Eventually, we lost our drummer, so we had our second drummer with us. Right after we had our second drummer with us, our second bass player left. It seemed like every couple of tours, I was teaching a new member on a different instrument the songs. At the same time, we’re trying to write new songs. It wasn’t ever a super big priority to me to find a second guitar player. Chris (Mazella), who plays with me in Soldiers and Ice Age, has played second guitar here and there, but he works full-time. He’s married and owns a house on Long Island. His time is limited, so he’s been an unofficial second guitar player for us for a little while.

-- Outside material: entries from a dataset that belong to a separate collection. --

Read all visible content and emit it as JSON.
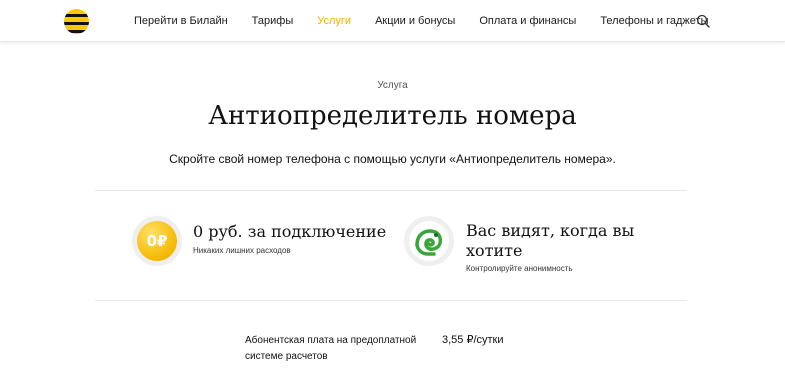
{
  "nav": {
    "items": [
      "Перейти в Билайн",
      "Тарифы",
      "Услуги",
      "Акции и бонусы",
      "Оплата и финансы",
      "Телефоны и гаджеты"
    ],
    "active": "Услуги"
  },
  "page": {
    "kicker": "Услуга",
    "title": "Антиопределитель номера",
    "subtitle": "Скройте свой номер телефона с помощью услуги «Антиопределитель номера»."
  },
  "features": [
    {
      "icon": "coin-zero-ruble-icon",
      "icon_text": "0₽",
      "title": "0 руб. за подключение",
      "sub": "Никаких лишних расходов"
    },
    {
      "icon": "chameleon-icon",
      "title_line1": "Вас видят, когда вы",
      "title_line2": "хотите",
      "sub": "Контролируйте анонимность"
    }
  ],
  "fee": {
    "label_line1": "Абонентская плата на предоплатной",
    "label_line2": "системе расчетов",
    "value": "3,55 ₽/сутки"
  },
  "colors": {
    "accent": "#f0b400",
    "brand_yellow": "#ffc800",
    "chameleon_green": "#3aa53a"
  }
}
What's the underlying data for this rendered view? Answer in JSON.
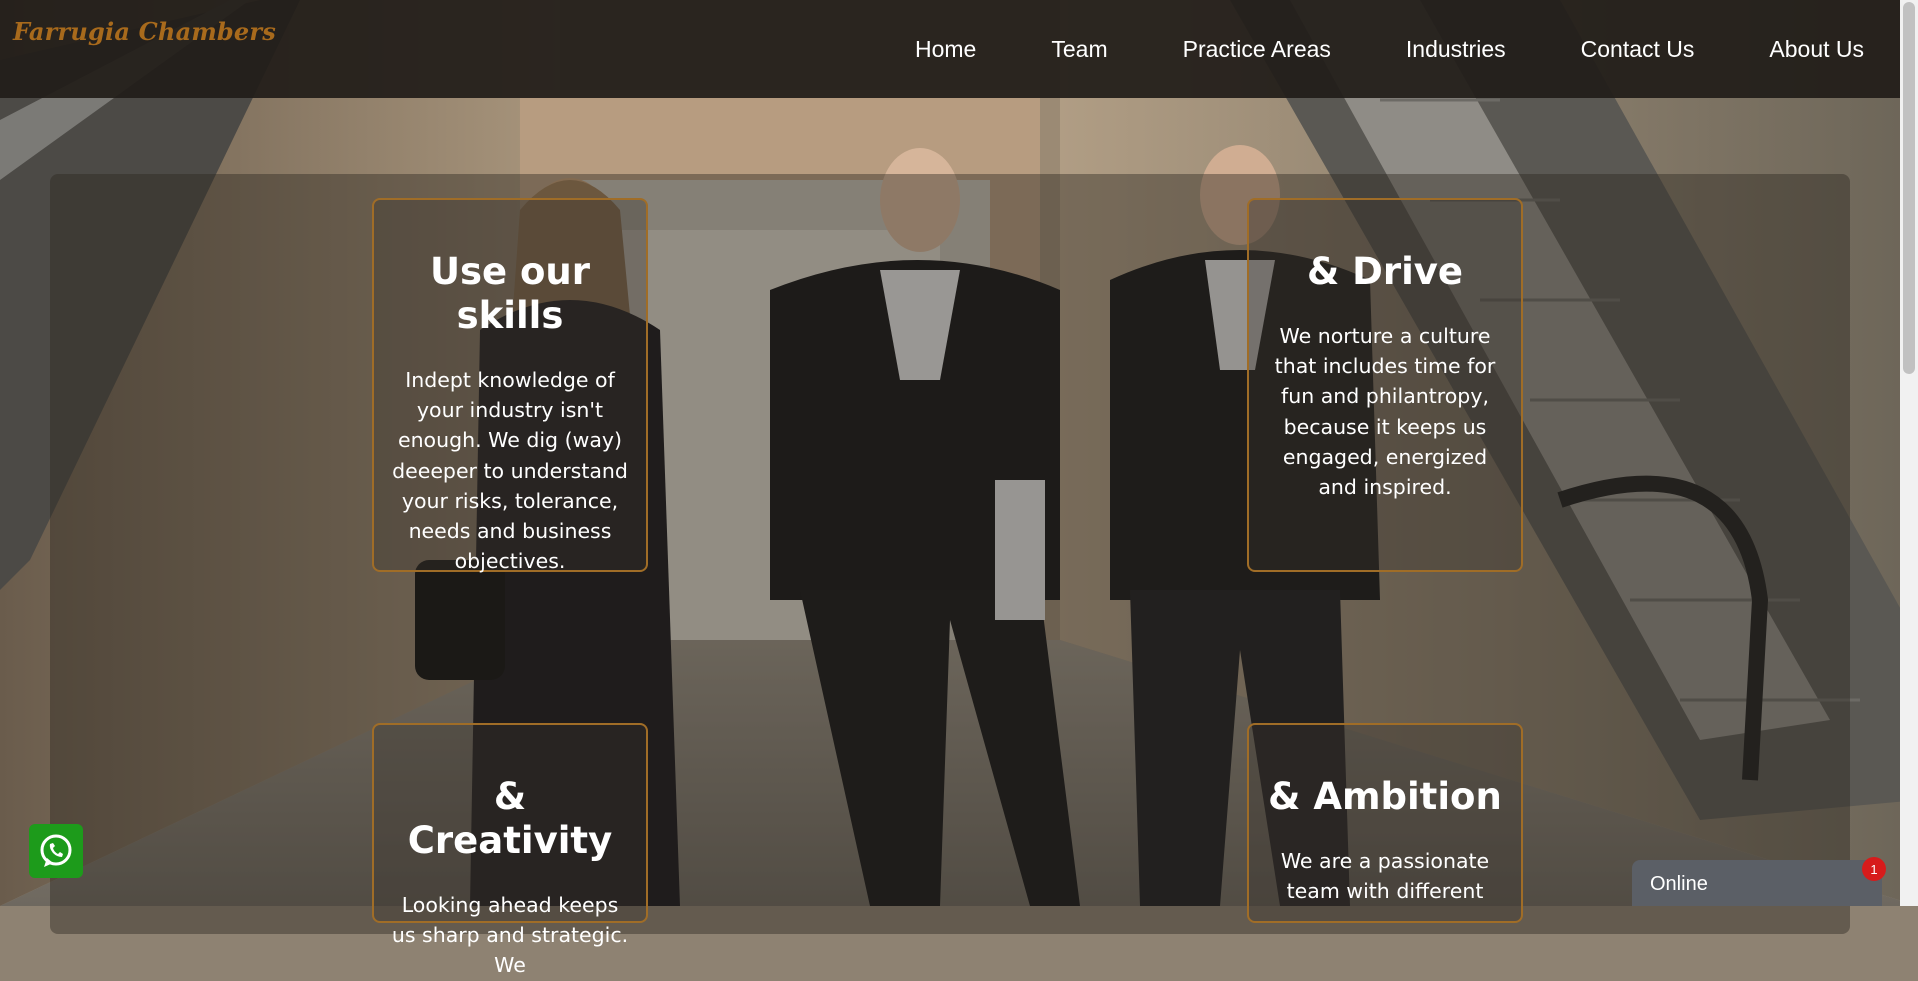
{
  "brand": "Farrugia Chambers",
  "nav": {
    "home": "Home",
    "team": "Team",
    "practice_areas": "Practice Areas",
    "industries": "Industries",
    "contact_us": "Contact Us",
    "about_us": "About Us"
  },
  "cards": [
    {
      "title": "Use our skills",
      "text": "Indept knowledge of your industry isn't enough. We dig (way) deeeper to understand your risks, tolerance, needs and business objectives."
    },
    {
      "title": "& Drive",
      "text": "We norture a culture that includes time for fun and philantropy, because it keeps us engaged, energized and inspired."
    },
    {
      "title": "& Creativity",
      "text": "Looking ahead keeps us sharp and strategic. We"
    },
    {
      "title": "& Ambition",
      "text": "We are a passionate team with different"
    }
  ],
  "chat": {
    "label": "Online",
    "badge": "1"
  },
  "icons": {
    "whatsapp": "whatsapp-icon"
  },
  "colors": {
    "brand": "#a86a1c",
    "card_border": "#a06d27",
    "whatsapp": "#1d9b1b",
    "badge": "#d71b1b"
  }
}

At the beginning of this tour, we talked about it and I was like, ‘I’m sick of teaching people new songs.’ We’re not a band that makes a ton of money. We’re not a band that have a lot of fame. I always feel like I’m teaching people new songs, and as of right now, it feels like we have steady line-up with the four of us. It comes to a point where it’s like, ‘What’s more important? Staying tight as four people or always trying to get this fifth member in, who may or may not stick around?’ We’re a four piece, that’s it. If a second guitar player falls into our lap who we get along with and can be on the road 8-12 months out of the year, and just make enough money to get by, then awesome. Is it a priority to go and seek that person out? Me personally, that’s not my priority.

What kind of touring plans does the band have the rest of the year?

After the MetalSucks festival, we’re going to chill out essentially until the rest of the year. Kind of hope that the set-up and the follow-through with the release of “Black Mass” catches on. We just did a full U.S. tour in the summer and we’re finishing up a full U.S and Canada tour in a couple of days. We’re going to do a couple of spot shows at the end of the year in the states and in the new year, we’re going to hit every place. We’re going to hit all the places in the U.S. that we always do, all the places in Canada we always do, U.K and Europe. We’re going to get back to Australia finally.

Then we’re going to do some places we haven’t done. We’ve never been to Japan. We have so many friends who are like, ‘How come you guys haven’t done Japan yet?’ It just hasn’t worked out, so we’re definitely going to do Japan in the new year on this new record. There are a couple of places that are very difficult for bands to get, but it’s not impossible, and we want to get to those places. We’re working on getting to Mexico and Puerto Rico. We’re working on setting up a South African tour. We’re hoping very hard we’re going to get to South America within the new year also. We want to hit hard on this record. We put in a lot of time and effort into this record and we’re very happy with it. We want to get every place possible with it.

If you could tour with any band, past or present, who would it be and why?

I would choose “Master Of Puppets”-era Metallica. They were doing huge things then, but that was their last era of kind of being independent-minded Metallica. I would love to do a tour with any line-up of Metallica, especially the Cliff Burton-era Metallica, when they are playing stuff off “Kill ‘Em All,” “Ride The Lightning,” and “Master Of Puppets.” That would be amazing. That being said, “...And Justice For All” is my favorite Metallica record. I would be hard pressed to do a “...And Justice For All” or “The Black Album”-era tour either. If I had to pick just one thing as of right now, it would totally be “Master Of Puppets”-era Metallica.

What's Next?

Please share this article if you found it interesting.

You can get related band news and info in the sidebar and on the respective band pages.


0 Comments on "A Conversation With This Is Hell"

Be the first to comment! Tell us what you think. (no login required)

To minimize comment spam/abuse, you cannot post comments on articles over a month old. Please check the sidebar to the right or the related band pages for recent related news articles.